> **PROBLEM TO SOLVE**
Identify and copy all lines of the material where the string "icon" is found.

[[ DATASET EXCERPTS open ]]

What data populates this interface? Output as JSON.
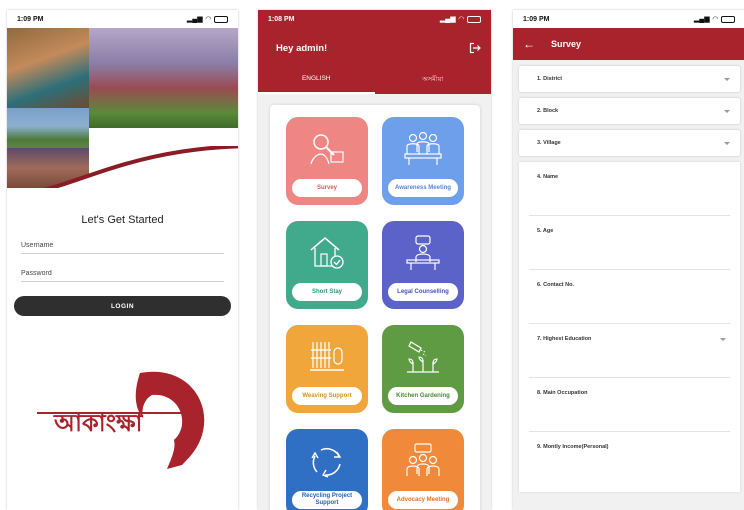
{
  "screen1": {
    "status": {
      "time": "1:09 PM"
    },
    "welcome": "Let's Get Started",
    "username_placeholder": "Username",
    "password_placeholder": "Password",
    "login_label": "LOGIN",
    "logo_text": "আকাংক্ষা",
    "colors": {
      "brand": "#a8232b",
      "button": "#2f2f2f"
    }
  },
  "screen2": {
    "status": {
      "time": "1:08 PM"
    },
    "greeting": "Hey admin!",
    "tabs": [
      {
        "label": "ENGLISH",
        "active": true
      },
      {
        "label": "অসমীয়া",
        "active": false
      }
    ],
    "tiles": [
      {
        "label": "Survey",
        "color": "#ee8683",
        "text_color": "#d0605e",
        "icon": "survey-icon"
      },
      {
        "label": "Awareness Meeting",
        "color": "#6d9fea",
        "text_color": "#5687d6",
        "icon": "awareness-meeting-icon"
      },
      {
        "label": "Short Stay",
        "color": "#41a98c",
        "text_color": "#2f957a",
        "icon": "house-icon"
      },
      {
        "label": "Legal Counselling",
        "color": "#5b63c8",
        "text_color": "#4a52b6",
        "icon": "legal-counselling-icon"
      },
      {
        "label": "Weaving Support",
        "color": "#f0a63b",
        "text_color": "#d89029",
        "icon": "weaving-icon"
      },
      {
        "label": "Kitchen Gardening",
        "color": "#5f9b42",
        "text_color": "#4b8730",
        "icon": "gardening-icon"
      },
      {
        "label": "Recycling Project Support",
        "color": "#2f6fc4",
        "text_color": "#2860b0",
        "icon": "recycle-icon"
      },
      {
        "label": "Advocacy Meeting",
        "color": "#f08a3a",
        "text_color": "#dc7428",
        "icon": "advocacy-icon"
      }
    ]
  },
  "screen3": {
    "status": {
      "time": "1:09 PM"
    },
    "title": "Survey",
    "dropdowns": [
      "1. District",
      "2. Block",
      "3. Village"
    ],
    "fields": [
      {
        "label": "4. Name",
        "dropdown": false
      },
      {
        "label": "5. Age",
        "dropdown": false
      },
      {
        "label": "6. Contact No.",
        "dropdown": false
      },
      {
        "label": "7. Highest Education",
        "dropdown": true
      },
      {
        "label": "8. Main Occupation",
        "dropdown": false
      },
      {
        "label": "9. Montly Income(Personal)",
        "dropdown": false
      }
    ]
  }
}
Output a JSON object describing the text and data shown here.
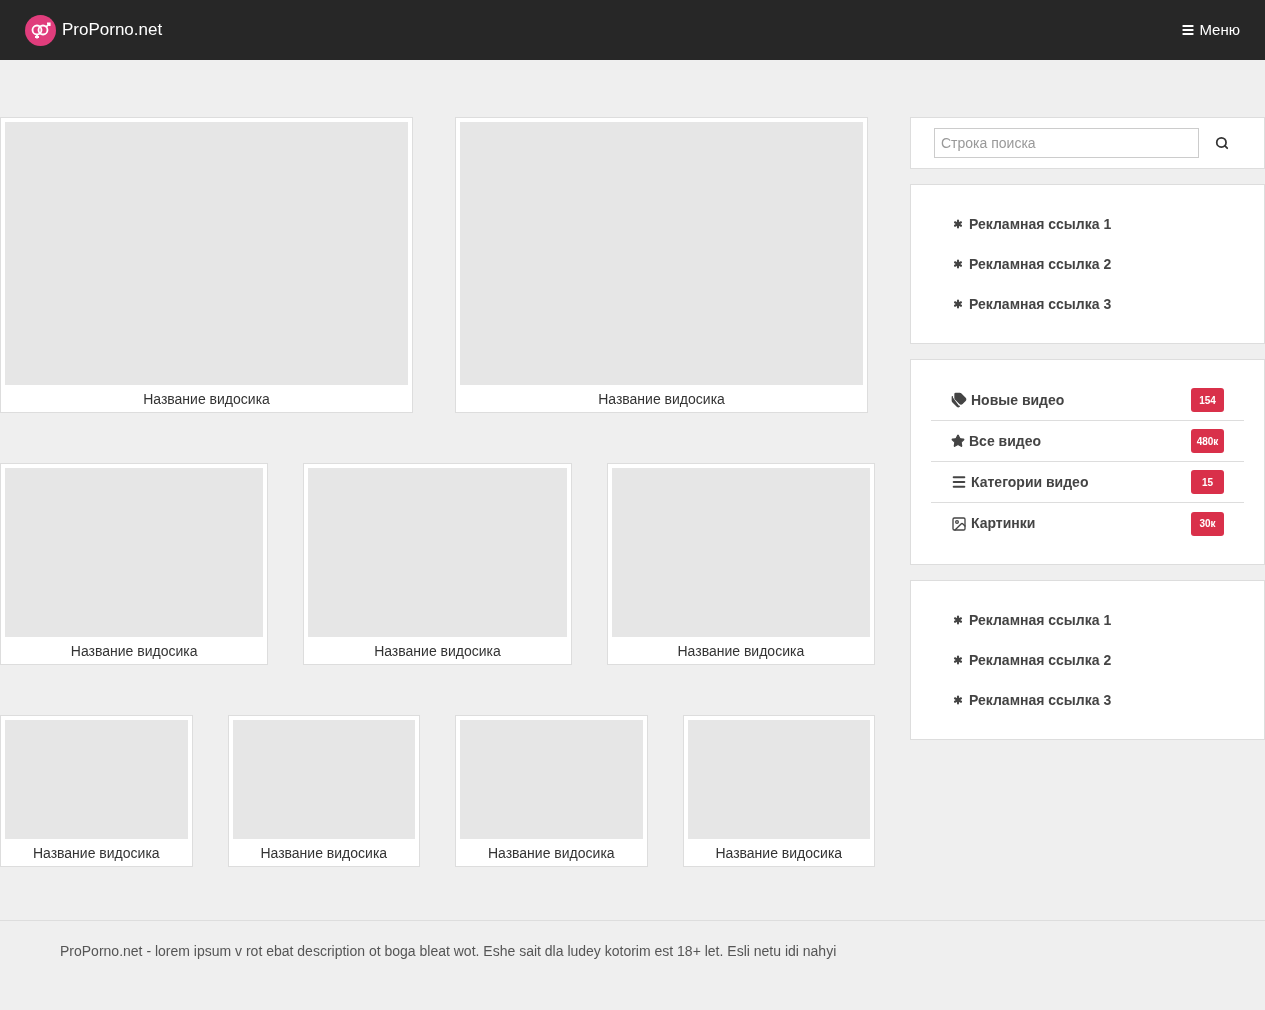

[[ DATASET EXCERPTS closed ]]

> **RESULT FOR THIS TASK**
        "icon": "survey-icon"
        "icon": "awareness-meeting-icon"
        "icon": "house-icon"
        "icon": "legal-counselling-icon"
        "icon": "weaving-icon"
        "icon": "gardening-icon"
        "icon": "recycle-icon"
        "icon": "advocacy-icon"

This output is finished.